◆ Extracted data
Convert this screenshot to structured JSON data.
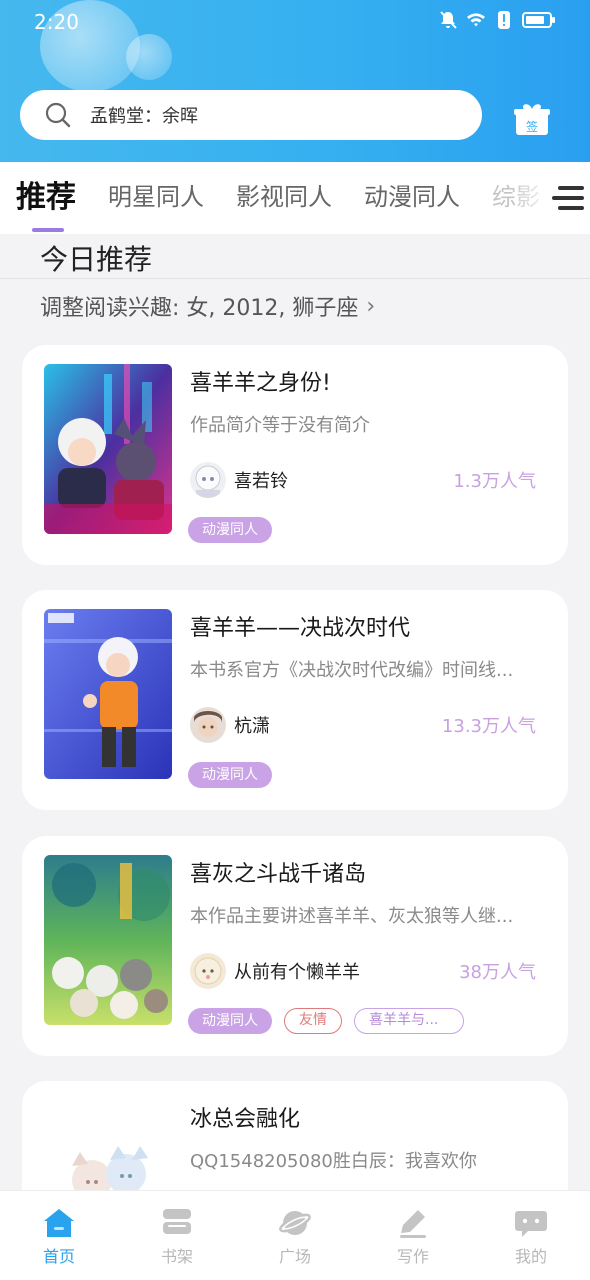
{
  "status_bar": {
    "time": "2:20"
  },
  "search": {
    "text": "孟鹤堂：余晖"
  },
  "gift_badge": "签",
  "tabs": [
    {
      "label": "推荐",
      "active": true
    },
    {
      "label": "明星同人"
    },
    {
      "label": "影视同人"
    },
    {
      "label": "动漫同人"
    },
    {
      "label": "综影"
    }
  ],
  "section": {
    "title": "今日推荐",
    "interest": "调整阅读兴趣: 女, 2012, 狮子座"
  },
  "books": [
    {
      "title": "喜羊羊之身份!",
      "desc": "作品简介等于没有简介",
      "author": "喜若铃",
      "popularity": "1.3万人气",
      "tags": [
        "动漫同人"
      ]
    },
    {
      "title": "喜羊羊——决战次时代",
      "desc": "本书系官方《决战次时代改编》时间线...",
      "author": "杭潇",
      "popularity": "13.3万人气",
      "tags": [
        "动漫同人"
      ]
    },
    {
      "title": "喜灰之斗战千诸岛",
      "desc": "本作品主要讲述喜羊羊、灰太狼等人继...",
      "author": "从前有个懒羊羊",
      "popularity": "38万人气",
      "tags": [
        "动漫同人",
        "友情",
        "喜羊羊与..."
      ]
    },
    {
      "title": "冰总会融化",
      "desc": "QQ1548205080胜白辰：我喜欢你"
    }
  ],
  "bottom_nav": [
    {
      "label": "首页",
      "icon": "home-icon",
      "active": true
    },
    {
      "label": "书架",
      "icon": "bookshelf-icon"
    },
    {
      "label": "广场",
      "icon": "planet-icon"
    },
    {
      "label": "写作",
      "icon": "write-icon"
    },
    {
      "label": "我的",
      "icon": "chat-bubble-icon"
    }
  ],
  "colors": {
    "header": "#36b0f0",
    "accent_purple": "#9b7be0",
    "tag_fill": "#c9a3e6",
    "popularity": "#c9a1e0",
    "nav_active": "#2aa3ee"
  }
}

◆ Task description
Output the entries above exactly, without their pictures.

◆ Solution
Convert this screenshot to structured JSON data.
{
  "status_bar": {
    "time": "2:20"
  },
  "search": {
    "text": "孟鹤堂：余晖"
  },
  "gift_badge": "签",
  "tabs": [
    {
      "label": "推荐",
      "active": true
    },
    {
      "label": "明星同人"
    },
    {
      "label": "影视同人"
    },
    {
      "label": "动漫同人"
    },
    {
      "label": "综影"
    }
  ],
  "section": {
    "title": "今日推荐",
    "interest": "调整阅读兴趣: 女, 2012, 狮子座"
  },
  "books": [
    {
      "title": "喜羊羊之身份!",
      "desc": "作品简介等于没有简介",
      "author": "喜若铃",
      "popularity": "1.3万人气",
      "tags": [
        "动漫同人"
      ]
    },
    {
      "title": "喜羊羊——决战次时代",
      "desc": "本书系官方《决战次时代改编》时间线...",
      "author": "杭潇",
      "popularity": "13.3万人气",
      "tags": [
        "动漫同人"
      ]
    },
    {
      "title": "喜灰之斗战千诸岛",
      "desc": "本作品主要讲述喜羊羊、灰太狼等人继...",
      "author": "从前有个懒羊羊",
      "popularity": "38万人气",
      "tags": [
        "动漫同人",
        "友情",
        "喜羊羊与..."
      ]
    },
    {
      "title": "冰总会融化",
      "desc": "QQ1548205080胜白辰：我喜欢你"
    }
  ],
  "bottom_nav": [
    {
      "label": "首页",
      "icon": "home-icon",
      "active": true
    },
    {
      "label": "书架",
      "icon": "bookshelf-icon"
    },
    {
      "label": "广场",
      "icon": "planet-icon"
    },
    {
      "label": "写作",
      "icon": "write-icon"
    },
    {
      "label": "我的",
      "icon": "chat-bubble-icon"
    }
  ],
  "colors": {
    "header": "#36b0f0",
    "accent_purple": "#9b7be0",
    "tag_fill": "#c9a3e6",
    "popularity": "#c9a1e0",
    "nav_active": "#2aa3ee"
  }
}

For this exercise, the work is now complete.